Obviously, Iowa's performance against Western Michigan this season -- five punts returned for 192 yards and two touchdowns -- was outside the norm.  Iowa clearly saw something it liked against one of the worst teams in FBS football.  But if you take that game out of the equation, Iowa has actually been more conservative than ever.  The Hawkeyes have forced 34 punts in their other five games this season.  Fifteen of those 34 were touchbacks, out of bounds, or downed by the opponent.  Fourteen of the nineteen returnable punts were fair caught.  The five attempted returns have netted 35 yards.  That's less than two yards per returnable punt, and one yard per attempted punt.


There's one thing for certain: Ferentz is not going to get more aggressive in punt return.  He's terrified of the rule, he abhors big plays against his special teams, and he hates giving the ball back to the opponent with good field position through a fake or fumble even more.  The question, then, is whether the routine momentum changes through opposition fakes is worth the upside.  Unless the opponent is Western Michigan, the answer to that question is pretty clearly in the negative.  Iowa's going to fair catch almost every punt as it is.  If that's the case, we might as well take out the possibility of a fake.

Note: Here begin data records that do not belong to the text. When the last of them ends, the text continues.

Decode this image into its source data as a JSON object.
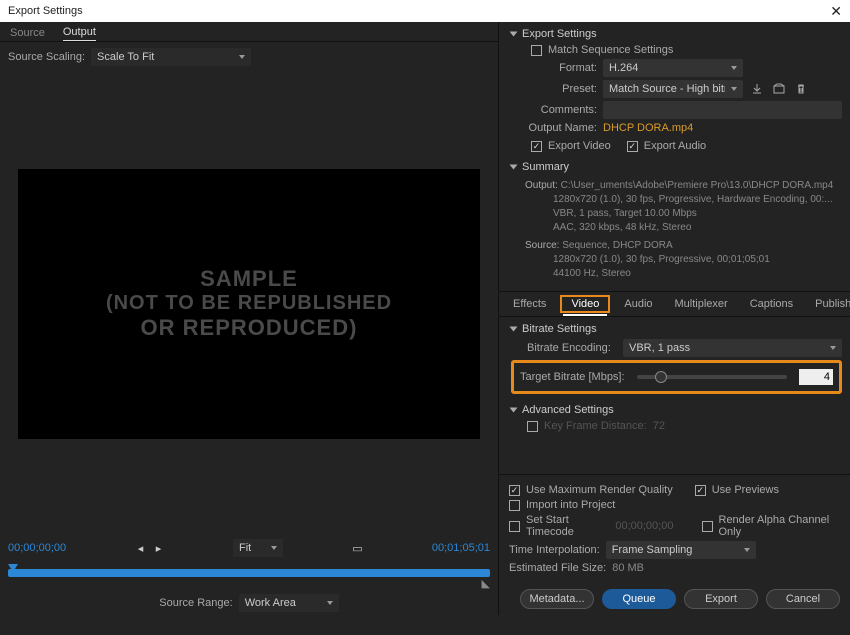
{
  "window": {
    "title": "Export Settings"
  },
  "top_tabs": {
    "source": "Source",
    "output": "Output"
  },
  "source_scaling": {
    "label": "Source Scaling:",
    "value": "Scale To Fit"
  },
  "preview": {
    "line1": "SAMPLE",
    "line2": "(NOT TO BE REPUBLISHED",
    "line3": "OR REPRODUCED)"
  },
  "timecode_start": "00;00;00;00",
  "timecode_end": "00;01;05;01",
  "fit_dropdown": "Fit",
  "source_range": {
    "label": "Source Range:",
    "value": "Work Area"
  },
  "export_settings": {
    "header": "Export Settings",
    "match_sequence": "Match Sequence Settings",
    "format_label": "Format:",
    "format_value": "H.264",
    "preset_label": "Preset:",
    "preset_value": "Match Source - High bitrate",
    "comments_label": "Comments:",
    "output_name_label": "Output Name:",
    "output_name_value": "DHCP DORA.mp4",
    "export_video": "Export Video",
    "export_audio": "Export Audio"
  },
  "summary": {
    "header": "Summary",
    "output_label": "Output:",
    "output_lines": "C:\\User_uments\\Adobe\\Premiere Pro\\13.0\\DHCP DORA.mp4\n1280x720 (1.0), 30 fps, Progressive, Hardware Encoding, 00:...\nVBR, 1 pass, Target 10.00 Mbps\nAAC, 320 kbps, 48 kHz, Stereo",
    "source_label": "Source:",
    "source_lines": "Sequence, DHCP DORA\n1280x720 (1.0), 30 fps, Progressive, 00;01;05;01\n44100 Hz, Stereo"
  },
  "mid_tabs": {
    "effects": "Effects",
    "video": "Video",
    "audio": "Audio",
    "multiplexer": "Multiplexer",
    "captions": "Captions",
    "publish": "Publish"
  },
  "bitrate": {
    "header": "Bitrate Settings",
    "encoding_label": "Bitrate Encoding:",
    "encoding_value": "VBR, 1 pass",
    "target_label": "Target Bitrate [Mbps]:",
    "target_value": "4"
  },
  "advanced": {
    "header": "Advanced Settings",
    "kfd_label": "Key Frame Distance:",
    "kfd_value": "72"
  },
  "bottom": {
    "use_max": "Use Maximum Render Quality",
    "use_previews": "Use Previews",
    "import_project": "Import into Project",
    "set_tc": "Set Start Timecode",
    "tc_value": "00;00;00;00",
    "render_alpha": "Render Alpha Channel Only",
    "time_interp_label": "Time Interpolation:",
    "time_interp_value": "Frame Sampling",
    "est_size_label": "Estimated File Size:",
    "est_size_value": "80 MB"
  },
  "buttons": {
    "metadata": "Metadata...",
    "queue": "Queue",
    "export": "Export",
    "cancel": "Cancel"
  }
}
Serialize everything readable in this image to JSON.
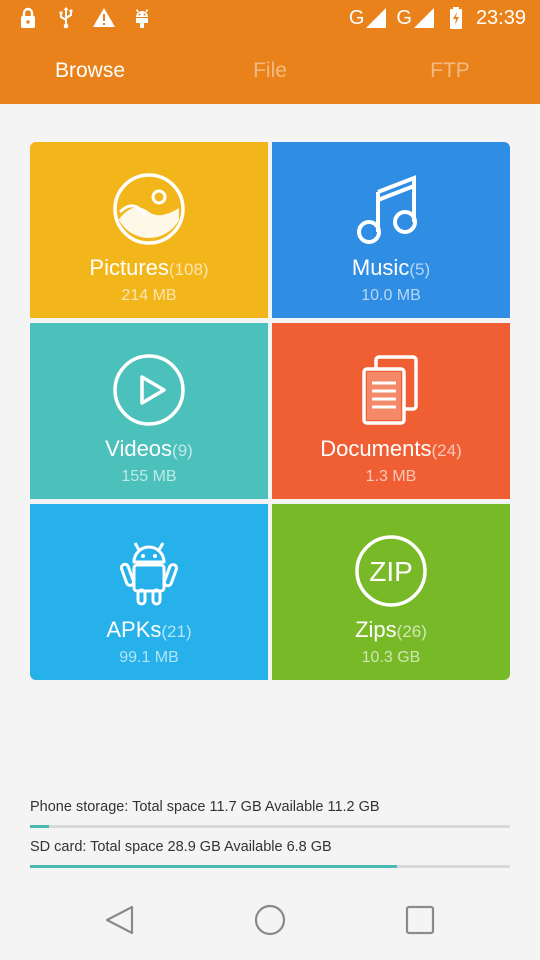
{
  "status_bar": {
    "left_icons": [
      "lock-icon",
      "usb-icon",
      "warning-icon",
      "android-debug-icon"
    ],
    "network_1": "G",
    "network_2": "G",
    "time": "23:39"
  },
  "tabs": [
    {
      "label": "Browse",
      "active": true
    },
    {
      "label": "File",
      "active": false
    },
    {
      "label": "FTP",
      "active": false
    }
  ],
  "categories": [
    {
      "name": "Pictures",
      "count": "(108)",
      "size": "214 MB",
      "color": "#f3b61a",
      "icon": "picture-icon"
    },
    {
      "name": "Music",
      "count": "(5)",
      "size": "10.0 MB",
      "color": "#2f8de4",
      "icon": "music-note-icon"
    },
    {
      "name": "Videos",
      "count": "(9)",
      "size": "155 MB",
      "color": "#4cc0bb",
      "icon": "play-icon"
    },
    {
      "name": "Documents",
      "count": "(24)",
      "size": "1.3 MB",
      "color": "#f05f34",
      "icon": "documents-icon"
    },
    {
      "name": "APKs",
      "count": "(21)",
      "size": "99.1 MB",
      "color": "#27b1ea",
      "icon": "android-icon"
    },
    {
      "name": "Zips",
      "count": "(26)",
      "size": "10.3 GB",
      "color": "#78b928",
      "icon": "zip-icon",
      "icon_text": "ZIP"
    }
  ],
  "storage": [
    {
      "label": "Phone storage: Total space 11.7 GB  Available 11.2 GB",
      "used_fraction": 0.04
    },
    {
      "label": "SD card: Total space 28.9 GB  Available 6.8 GB",
      "used_fraction": 0.765
    }
  ],
  "nav": [
    "back-icon",
    "home-icon",
    "recents-icon"
  ],
  "colors": {
    "appbar": "#e9821a",
    "progress": "#4cb8b4"
  }
}
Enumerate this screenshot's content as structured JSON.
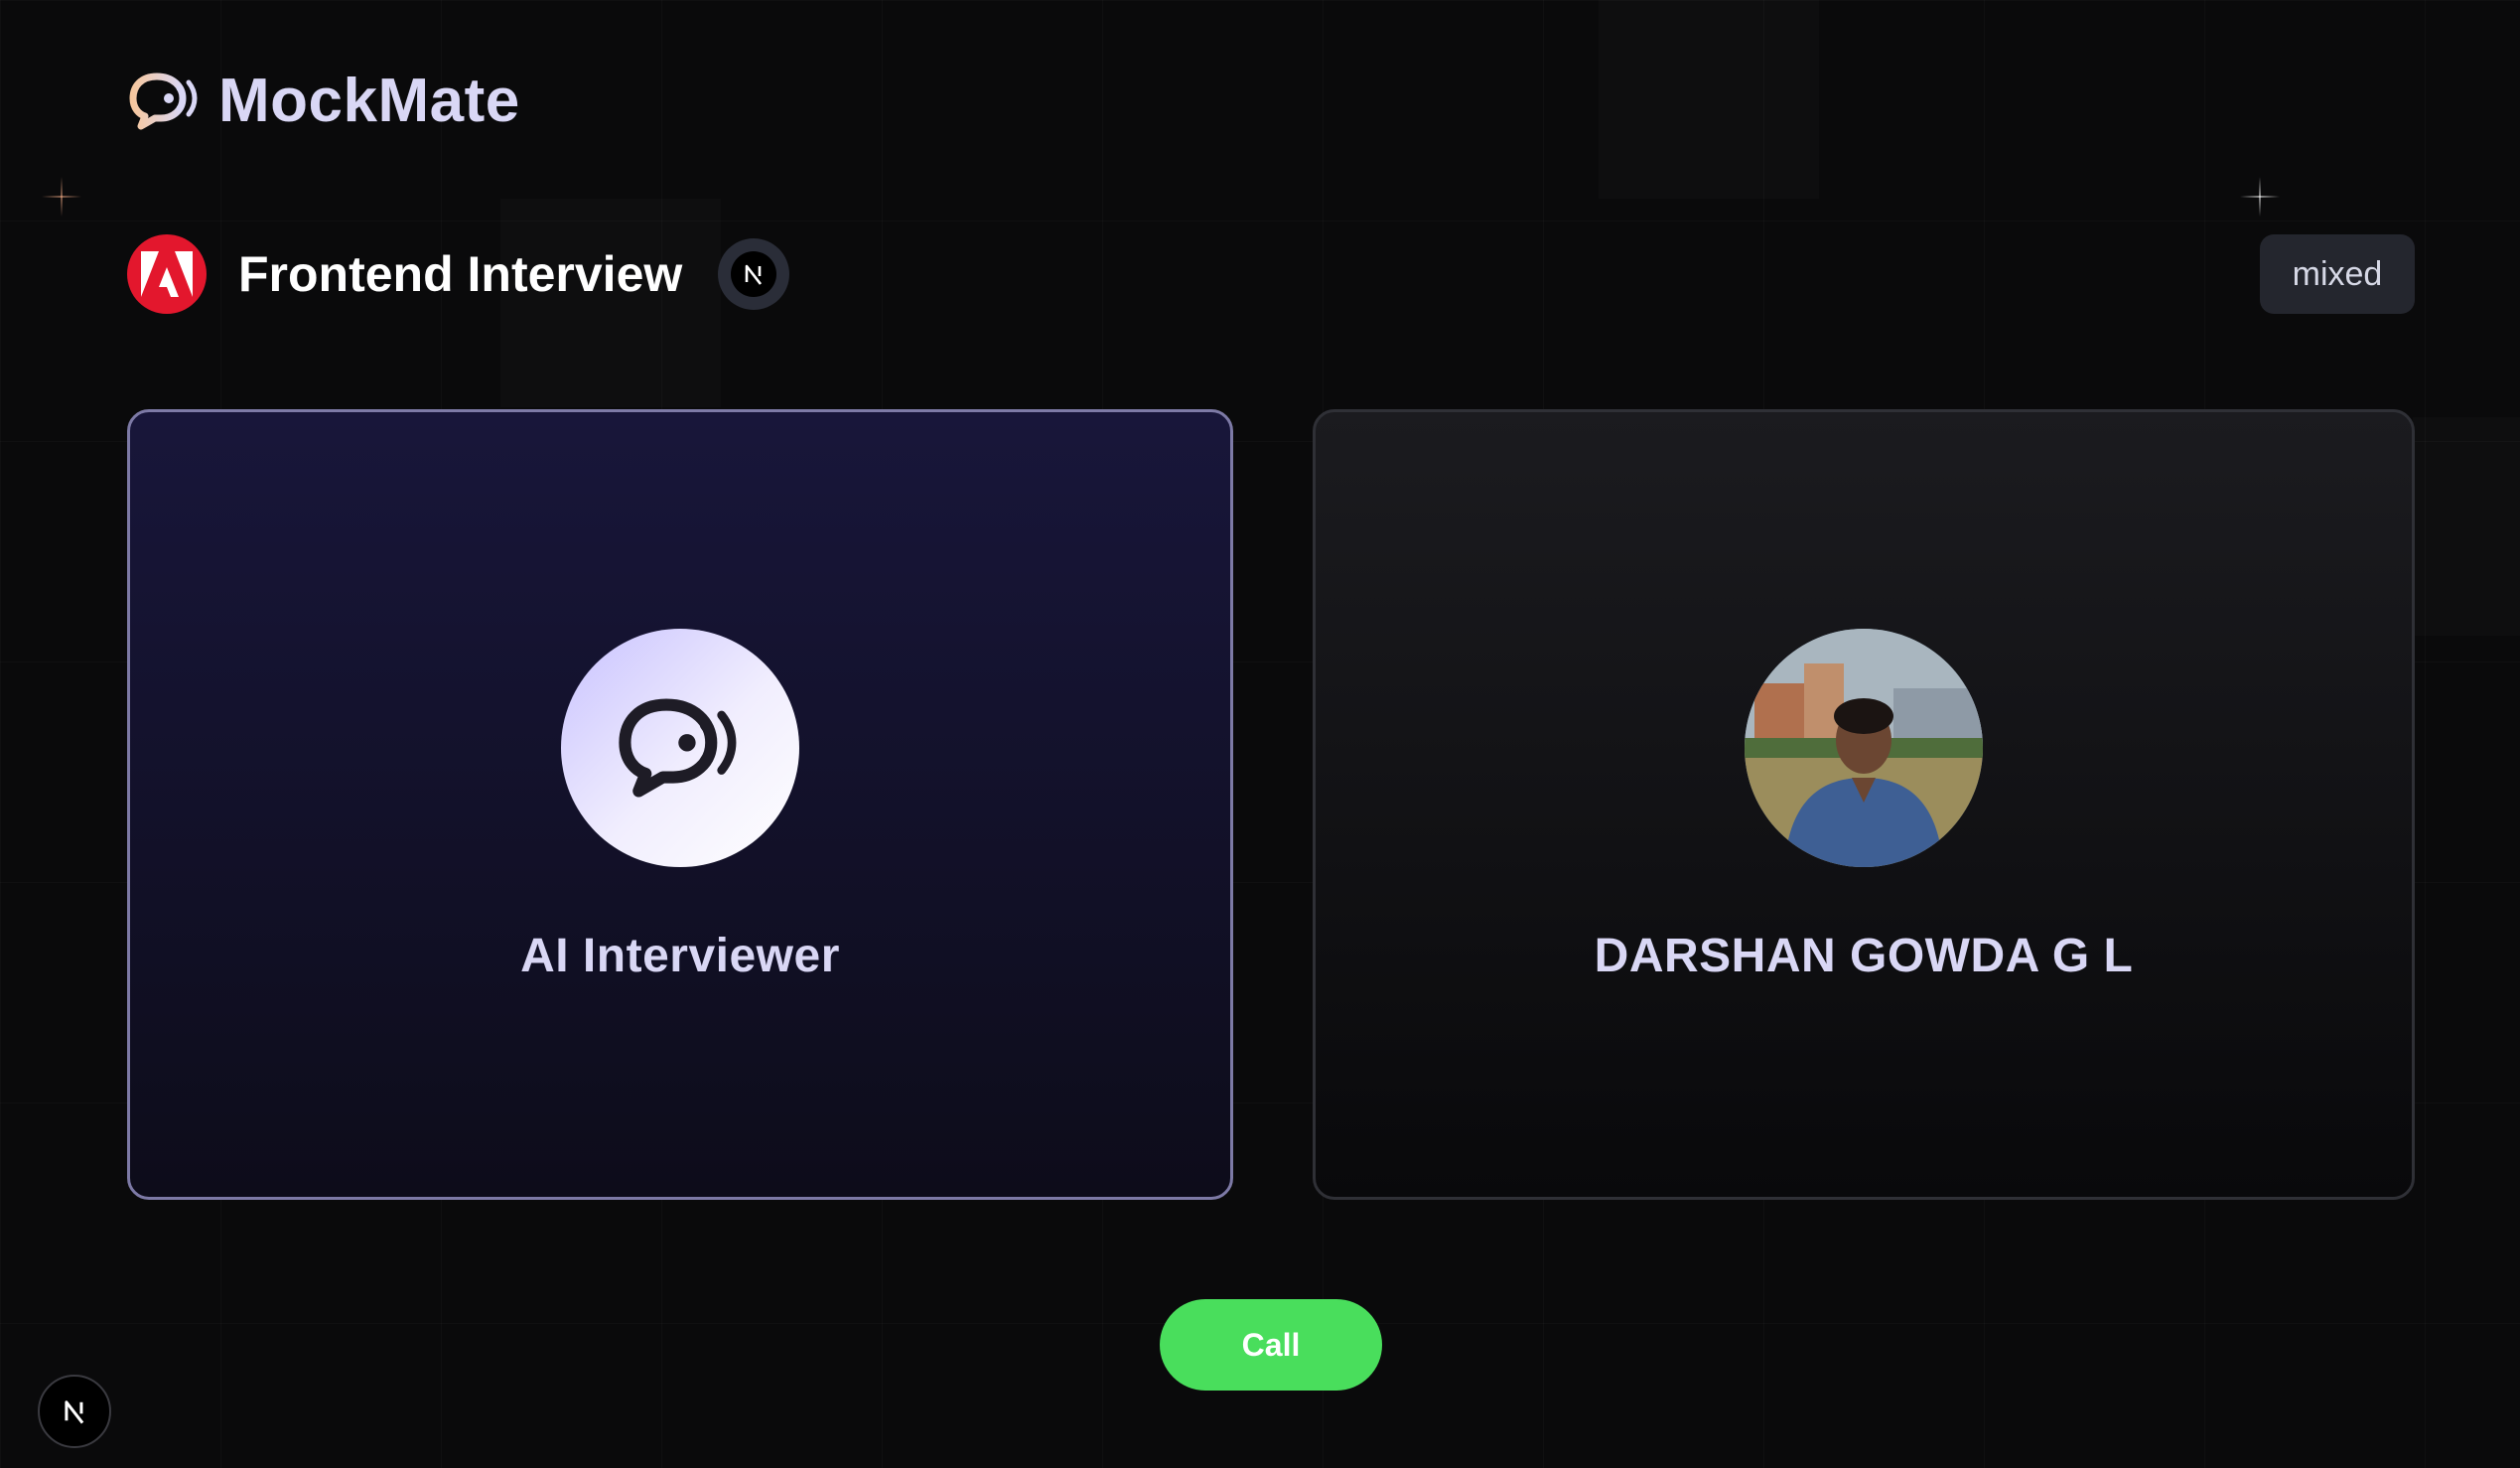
{
  "app": {
    "name": "MockMate",
    "logo_icon": "chat-bubble-audio-icon"
  },
  "interview": {
    "title": "Frontend Interview",
    "company_icon": "adobe-logo-icon",
    "company_color": "#e3172d",
    "tech_icon": "nextjs-logo-icon",
    "type": "mixed"
  },
  "interviewer": {
    "name": "AI Interviewer",
    "icon": "chat-bubble-audio-icon"
  },
  "candidate": {
    "name": "DARSHAN GOWDA G L",
    "avatar": "user-photo"
  },
  "actions": {
    "call_label": "Call",
    "call_color": "#49de5c"
  },
  "footer": {
    "dev_badge_icon": "nextjs-logo-icon"
  },
  "colors": {
    "background": "#0a0a0b",
    "accent_text": "#d9d7f5",
    "ai_card_border": "#7d7aa6"
  }
}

A constant interior rush against the spread punt formation could both eliminate the fake and create an occasional block.  At the very least, telegraphing that the rush is coming on every attempt could make some defenders stay home and buy the returner an extra second or two.  A 'punt safe' formation would at least take care of most of the fakes (I say most because Northern Illinois' fake punt was against Iowa's punt safe formation, and it still worked).  Either way, if losing a handful of yards per game in punt returns is the price to pay for getting rid of crippling fakes, then so be it.